‘That sense of freedom and adventure they gave me in that library transformed my life. I think everything I’ve done as an adult writer — and reader — had its seeds in those experiences.’ It’s exactly because of that — the ability of library professionals to recognise and cater to individual reading levels rather than relying on the assignment of age-appropriate texts — that they are so important in developing students’ literacy skills and giving them the tools to become lifelong readers.
And although Morris isn’t averse to ebooks or digital reading, he does think that a library well-stocked with print books cannot be replaced. He says that is ‘because of the very thing that I experienced myself as a child: that feeling of agency that a library gives us because there are so many choices and they are ours to make. I don’t think I’m being unduly old-fashioned to say that wandering among bookshelves with physical books on them increases that feeling of agency; that delightful feeling of the world of books and reading being a physical adventure as well as an intellectual, emotional and cultural one.
‘A lot of great education theorists have said that the best learning experiences come when intellectual, emotional and cultural experiences are occurring in a physical way — where there is actually a tactile component to it. I think traditional books on library shelves is the absolute perfect place for that part of human education to happen.’
We’re all in this together
Morris recognises an opportunity to work with members of the library and publishing professions during his laureateship. He will consult with experienced librarians and booksellers and let them be his ‘recommendation panels’ to help him get the right books into the right children’s hands.
‘I always love the opportunity to say thank you to the librarians of the world,’ he says. ‘I see us as all being part of the same team. None of us could really do our job without the others.’
We wish you the best of luck in your laureateship, Morris.
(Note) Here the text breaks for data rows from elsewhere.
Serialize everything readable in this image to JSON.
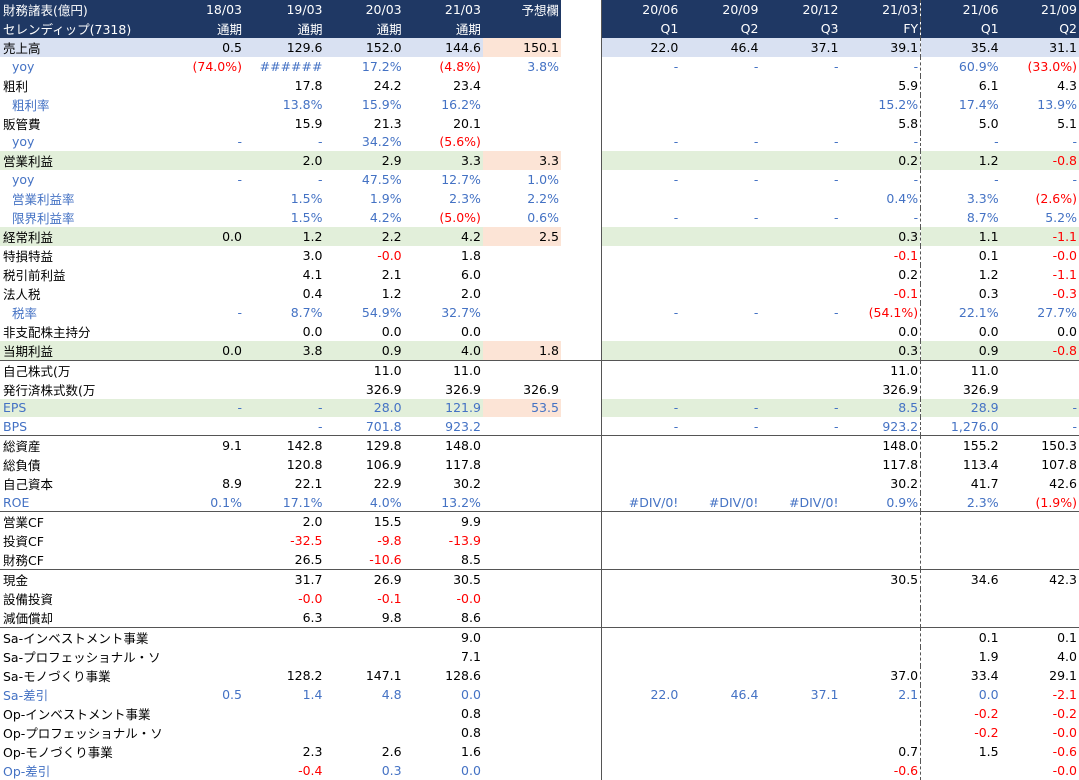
{
  "colors": {
    "header_bg": "#1f3864",
    "blue": "#4472c4",
    "red": "#ff0000",
    "row_blue": "#d9e1f2",
    "row_green": "#e2efda",
    "forecast_pink": "#fce4d6"
  },
  "header": {
    "row1": [
      "財務諸表(億円)",
      "18/03",
      "19/03",
      "20/03",
      "21/03",
      "予想欄",
      "",
      "20/06",
      "20/09",
      "20/12",
      "21/03",
      "21/06",
      "21/09"
    ],
    "row2": [
      "セレンディップ(7318)",
      "通期",
      "通期",
      "通期",
      "通期",
      "",
      "",
      "Q1",
      "Q2",
      "Q3",
      "FY",
      "Q1",
      "Q2"
    ]
  },
  "rows": [
    {
      "label": "売上高",
      "bg": "blue",
      "cells": [
        "0.5",
        "129.6",
        "152.0",
        "144.6",
        "150.1",
        "",
        "22.0",
        "46.4",
        "37.1",
        "39.1",
        "35.4",
        "31.1"
      ]
    },
    {
      "label": "yoy",
      "style": "blue",
      "indent": true,
      "cells": [
        "(74.0%)",
        "######",
        "17.2%",
        "(4.8%)",
        "3.8%",
        "",
        "-",
        "-",
        "-",
        "-",
        "60.9%",
        "(33.0%)"
      ],
      "red": [
        0,
        3,
        11
      ]
    },
    {
      "label": "粗利",
      "cells": [
        "",
        "17.8",
        "24.2",
        "23.4",
        "",
        "",
        "",
        "",
        "",
        "5.9",
        "6.1",
        "4.3"
      ]
    },
    {
      "label": "粗利率",
      "style": "blue",
      "indent": true,
      "cells": [
        "",
        "13.8%",
        "15.9%",
        "16.2%",
        "",
        "",
        "",
        "",
        "",
        "15.2%",
        "17.4%",
        "13.9%"
      ]
    },
    {
      "label": "販管費",
      "cells": [
        "",
        "15.9",
        "21.3",
        "20.1",
        "",
        "",
        "",
        "",
        "",
        "5.8",
        "5.0",
        "5.1"
      ]
    },
    {
      "label": "yoy",
      "style": "blue",
      "indent": true,
      "cells": [
        "-",
        "-",
        "34.2%",
        "(5.6%)",
        "",
        "",
        "-",
        "-",
        "-",
        "-",
        "-",
        "-"
      ],
      "red": [
        3
      ]
    },
    {
      "label": "営業利益",
      "bg": "green",
      "cells": [
        "",
        "2.0",
        "2.9",
        "3.3",
        "3.3",
        "",
        "",
        "",
        "",
        "0.2",
        "1.2",
        "-0.8"
      ],
      "red": [
        11
      ]
    },
    {
      "label": "yoy",
      "style": "blue",
      "indent": true,
      "cells": [
        "-",
        "-",
        "47.5%",
        "12.7%",
        "1.0%",
        "",
        "-",
        "-",
        "-",
        "-",
        "-",
        "-"
      ]
    },
    {
      "label": "営業利益率",
      "style": "blue",
      "indent": true,
      "cells": [
        "",
        "1.5%",
        "1.9%",
        "2.3%",
        "2.2%",
        "",
        "",
        "",
        "",
        "0.4%",
        "3.3%",
        "(2.6%)"
      ],
      "red": [
        11
      ]
    },
    {
      "label": "限界利益率",
      "style": "blue",
      "indent": true,
      "cells": [
        "",
        "1.5%",
        "4.2%",
        "(5.0%)",
        "0.6%",
        "",
        "-",
        "-",
        "-",
        "-",
        "8.7%",
        "5.2%"
      ],
      "red": [
        3
      ]
    },
    {
      "label": "経常利益",
      "bg": "green",
      "cells": [
        "0.0",
        "1.2",
        "2.2",
        "4.2",
        "2.5",
        "",
        "",
        "",
        "",
        "0.3",
        "1.1",
        "-1.1"
      ],
      "red": [
        11
      ]
    },
    {
      "label": "特損特益",
      "cells": [
        "",
        "3.0",
        "-0.0",
        "1.8",
        "",
        "",
        "",
        "",
        "",
        "-0.1",
        "0.1",
        "-0.0"
      ],
      "red": [
        2,
        9,
        11
      ]
    },
    {
      "label": "税引前利益",
      "cells": [
        "",
        "4.1",
        "2.1",
        "6.0",
        "",
        "",
        "",
        "",
        "",
        "0.2",
        "1.2",
        "-1.1"
      ],
      "red": [
        11
      ]
    },
    {
      "label": "法人税",
      "cells": [
        "",
        "0.4",
        "1.2",
        "2.0",
        "",
        "",
        "",
        "",
        "",
        "-0.1",
        "0.3",
        "-0.3"
      ],
      "red": [
        9,
        11
      ]
    },
    {
      "label": "税率",
      "style": "blue",
      "indent": true,
      "cells": [
        "-",
        "8.7%",
        "54.9%",
        "32.7%",
        "",
        "",
        "-",
        "-",
        "-",
        "(54.1%)",
        "22.1%",
        "27.7%"
      ],
      "red": [
        9
      ]
    },
    {
      "label": "非支配株主持分",
      "cells": [
        "",
        "0.0",
        "0.0",
        "0.0",
        "",
        "",
        "",
        "",
        "",
        "0.0",
        "0.0",
        "0.0"
      ]
    },
    {
      "label": "当期利益",
      "bg": "green",
      "cells": [
        "0.0",
        "3.8",
        "0.9",
        "4.0",
        "1.8",
        "",
        "",
        "",
        "",
        "0.3",
        "0.9",
        "-0.8"
      ],
      "red": [
        11
      ]
    },
    {
      "label": "自己株式(万",
      "sep": true,
      "cells": [
        "",
        "",
        "11.0",
        "11.0",
        "",
        "",
        "",
        "",
        "",
        "11.0",
        "11.0",
        ""
      ]
    },
    {
      "label": "発行済株式数(万",
      "cells": [
        "",
        "",
        "326.9",
        "326.9",
        "326.9",
        "",
        "",
        "",
        "",
        "326.9",
        "326.9",
        ""
      ]
    },
    {
      "label": "EPS",
      "style": "blue",
      "bg": "green",
      "cells": [
        "-",
        "-",
        "28.0",
        "121.9",
        "53.5",
        "",
        "-",
        "-",
        "-",
        "8.5",
        "28.9",
        "-"
      ]
    },
    {
      "label": "BPS",
      "style": "blue",
      "cells": [
        "",
        "-",
        "701.8",
        "923.2",
        "",
        "",
        "-",
        "-",
        "-",
        "923.2",
        "1,276.0",
        "-"
      ]
    },
    {
      "label": "総資産",
      "sep": true,
      "cells": [
        "9.1",
        "142.8",
        "129.8",
        "148.0",
        "",
        "",
        "",
        "",
        "",
        "148.0",
        "155.2",
        "150.3"
      ]
    },
    {
      "label": "総負債",
      "cells": [
        "",
        "120.8",
        "106.9",
        "117.8",
        "",
        "",
        "",
        "",
        "",
        "117.8",
        "113.4",
        "107.8"
      ]
    },
    {
      "label": "自己資本",
      "cells": [
        "8.9",
        "22.1",
        "22.9",
        "30.2",
        "",
        "",
        "",
        "",
        "",
        "30.2",
        "41.7",
        "42.6"
      ]
    },
    {
      "label": "ROE",
      "style": "blue",
      "cells": [
        "0.1%",
        "17.1%",
        "4.0%",
        "13.2%",
        "",
        "",
        "#DIV/0!",
        "#DIV/0!",
        "#DIV/0!",
        "0.9%",
        "2.3%",
        "(1.9%)"
      ],
      "red": [
        11
      ]
    },
    {
      "label": "営業CF",
      "sep": true,
      "cells": [
        "",
        "2.0",
        "15.5",
        "9.9",
        "",
        "",
        "",
        "",
        "",
        "",
        "",
        ""
      ]
    },
    {
      "label": "投資CF",
      "cells": [
        "",
        "-32.5",
        "-9.8",
        "-13.9",
        "",
        "",
        "",
        "",
        "",
        "",
        "",
        ""
      ],
      "red": [
        1,
        2,
        3
      ]
    },
    {
      "label": "財務CF",
      "cells": [
        "",
        "26.5",
        "-10.6",
        "8.5",
        "",
        "",
        "",
        "",
        "",
        "",
        "",
        ""
      ],
      "red": [
        2
      ]
    },
    {
      "label": "現金",
      "sep": true,
      "cells": [
        "",
        "31.7",
        "26.9",
        "30.5",
        "",
        "",
        "",
        "",
        "",
        "30.5",
        "34.6",
        "42.3"
      ]
    },
    {
      "label": "設備投資",
      "cells": [
        "",
        "-0.0",
        "-0.1",
        "-0.0",
        "",
        "",
        "",
        "",
        "",
        "",
        "",
        ""
      ],
      "red": [
        1,
        2,
        3
      ]
    },
    {
      "label": "減価償却",
      "cells": [
        "",
        "6.3",
        "9.8",
        "8.6",
        "",
        "",
        "",
        "",
        "",
        "",
        "",
        ""
      ]
    },
    {
      "label": "Sa-インベストメント事業",
      "sep": true,
      "cells": [
        "",
        "",
        "",
        "9.0",
        "",
        "",
        "",
        "",
        "",
        "",
        "0.1",
        "0.1"
      ]
    },
    {
      "label": "Sa-プロフェッショナル・ソ",
      "cells": [
        "",
        "",
        "",
        "7.1",
        "",
        "",
        "",
        "",
        "",
        "",
        "1.9",
        "4.0"
      ]
    },
    {
      "label": "Sa-モノづくり事業",
      "cells": [
        "",
        "128.2",
        "147.1",
        "128.6",
        "",
        "",
        "",
        "",
        "",
        "37.0",
        "33.4",
        "29.1"
      ]
    },
    {
      "label": "Sa-差引",
      "style": "blue",
      "cells": [
        "0.5",
        "1.4",
        "4.8",
        "0.0",
        "",
        "",
        "22.0",
        "46.4",
        "37.1",
        "2.1",
        "0.0",
        "-2.1"
      ],
      "red": [
        11
      ]
    },
    {
      "label": "Op-インベストメント事業",
      "cells": [
        "",
        "",
        "",
        "0.8",
        "",
        "",
        "",
        "",
        "",
        "",
        "-0.2",
        "-0.2"
      ],
      "red": [
        10,
        11
      ]
    },
    {
      "label": "Op-プロフェッショナル・ソ",
      "cells": [
        "",
        "",
        "",
        "0.8",
        "",
        "",
        "",
        "",
        "",
        "",
        "-0.2",
        "-0.0"
      ],
      "red": [
        10,
        11
      ]
    },
    {
      "label": "Op-モノづくり事業",
      "cells": [
        "",
        "2.3",
        "2.6",
        "1.6",
        "",
        "",
        "",
        "",
        "",
        "0.7",
        "1.5",
        "-0.6"
      ],
      "red": [
        11
      ]
    },
    {
      "label": "Op-差引",
      "style": "blue",
      "cells": [
        "",
        "-0.4",
        "0.3",
        "0.0",
        "",
        "",
        "",
        "",
        "",
        "-0.6",
        "",
        "-0.0"
      ],
      "red": [
        1,
        9,
        11
      ]
    }
  ]
}
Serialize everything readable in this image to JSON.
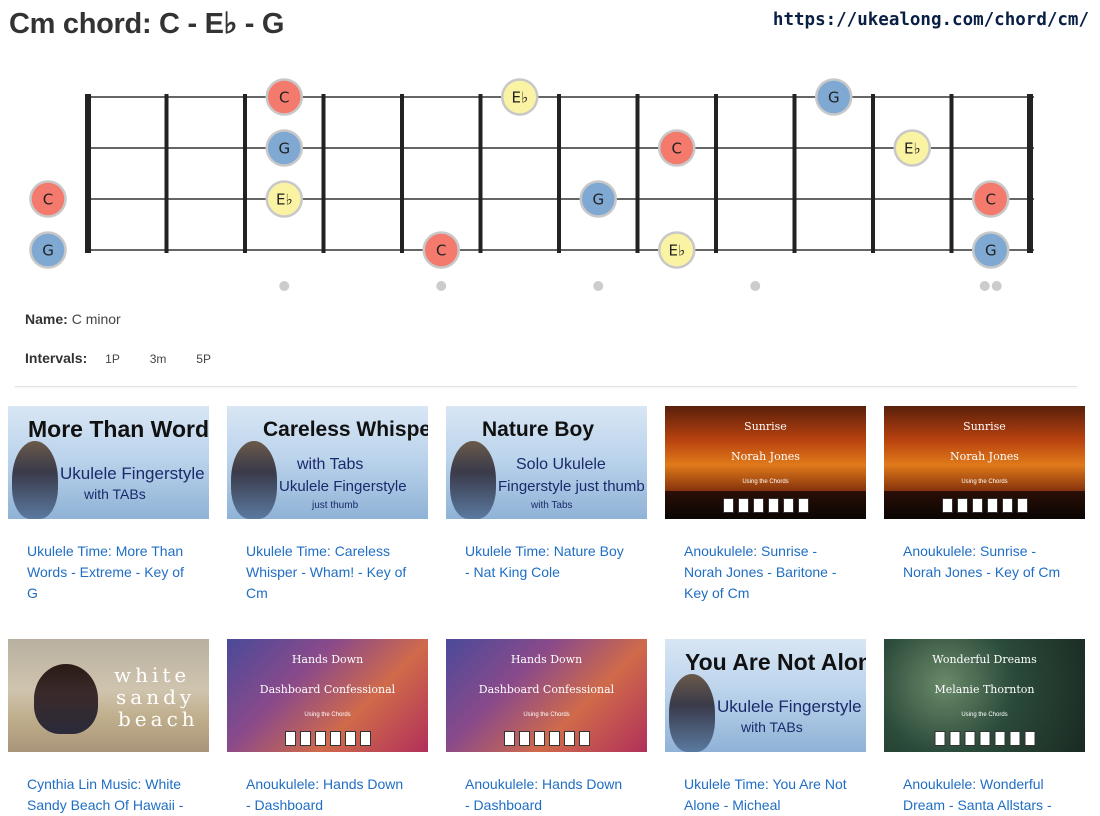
{
  "header": {
    "title": "Cm chord: C - E♭ - G",
    "url": "https://ukealong.com/chord/cm/"
  },
  "colors": {
    "C": "#f47a6e",
    "E♭": "#fbf3a4",
    "G": "#7fa9d3",
    "dot_border": "#c8c8c8",
    "fret_line": "#222222",
    "string_line": "#333333",
    "marker": "#cccccc",
    "link": "#1f6ec4"
  },
  "fretboard": {
    "frets": 12,
    "string_count": 4,
    "open_notes": [
      {
        "string": 3,
        "note": "C"
      },
      {
        "string": 4,
        "note": "G"
      }
    ],
    "notes": [
      {
        "string": 1,
        "fret": 3,
        "note": "C"
      },
      {
        "string": 1,
        "fret": 6,
        "note": "E♭"
      },
      {
        "string": 1,
        "fret": 10,
        "note": "G"
      },
      {
        "string": 2,
        "fret": 3,
        "note": "G"
      },
      {
        "string": 2,
        "fret": 8,
        "note": "C"
      },
      {
        "string": 2,
        "fret": 11,
        "note": "E♭"
      },
      {
        "string": 3,
        "fret": 3,
        "note": "E♭"
      },
      {
        "string": 3,
        "fret": 7,
        "note": "G"
      },
      {
        "string": 3,
        "fret": 12,
        "note": "C"
      },
      {
        "string": 4,
        "fret": 5,
        "note": "C"
      },
      {
        "string": 4,
        "fret": 8,
        "note": "E♭"
      },
      {
        "string": 4,
        "fret": 12,
        "note": "G"
      }
    ],
    "markers": [
      3,
      5,
      7,
      9,
      12
    ]
  },
  "info": {
    "name_label": "Name:",
    "name_value": "C minor",
    "intervals_label": "Intervals:",
    "intervals": [
      "1P",
      "3m",
      "5P"
    ]
  },
  "videos": [
    {
      "title": "Ukulele Time: More Than Words - Extreme - Key of G",
      "thumb_style": "blue",
      "thumb_lines": [
        "More Than Words",
        "Ukulele Fingerstyle",
        "with TABs"
      ]
    },
    {
      "title": "Ukulele Time: Careless Whisper - Wham! - Key of Cm",
      "thumb_style": "blue",
      "thumb_lines": [
        "Careless Whisper",
        "with Tabs",
        "Ukulele Fingerstyle",
        "just thumb"
      ]
    },
    {
      "title": "Ukulele Time: Nature Boy - Nat King Cole",
      "thumb_style": "blue",
      "thumb_lines": [
        "Nature Boy",
        "Solo Ukulele",
        "Fingerstyle just thumb",
        "with Tabs"
      ]
    },
    {
      "title": "Anoukulele: Sunrise - Norah Jones - Baritone - Key of Cm",
      "thumb_style": "sunset",
      "thumb_lines": [
        "Sunrise",
        "Norah Jones",
        "Using the Chords"
      ]
    },
    {
      "title": "Anoukulele: Sunrise - Norah Jones - Key of Cm",
      "thumb_style": "sunset",
      "thumb_lines": [
        "Sunrise",
        "Norah Jones",
        "Using the Chords"
      ]
    },
    {
      "title": "Cynthia Lin Music: White Sandy Beach Of Hawaii -",
      "thumb_style": "beach",
      "thumb_lines": [
        "white",
        "sandy",
        "beach"
      ]
    },
    {
      "title": "Anoukulele: Hands Down - Dashboard",
      "thumb_style": "purple",
      "thumb_lines": [
        "Hands Down",
        "Dashboard Confessional",
        "Using the Chords"
      ]
    },
    {
      "title": "Anoukulele: Hands Down - Dashboard",
      "thumb_style": "purple",
      "thumb_lines": [
        "Hands Down",
        "Dashboard Confessional",
        "Using the Chords"
      ]
    },
    {
      "title": "Ukulele Time: You Are Not Alone - Micheal",
      "thumb_style": "blue",
      "thumb_lines": [
        "You Are Not Alone",
        "Ukulele Fingerstyle",
        "with TABs"
      ]
    },
    {
      "title": "Anoukulele: Wonderful Dream - Santa Allstars -",
      "thumb_style": "xmas",
      "thumb_lines": [
        "Wonderful Dreams",
        "Melanie Thornton",
        "Using the Chords"
      ]
    }
  ]
}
Thank you for your compassion, your humour, and your ongoing endeavours to help children discover the magic of stories.
Feature photo supplied by DMCPR Media
The interview extracts have been lightly edited and reordered where necessary to improve readability or clarity.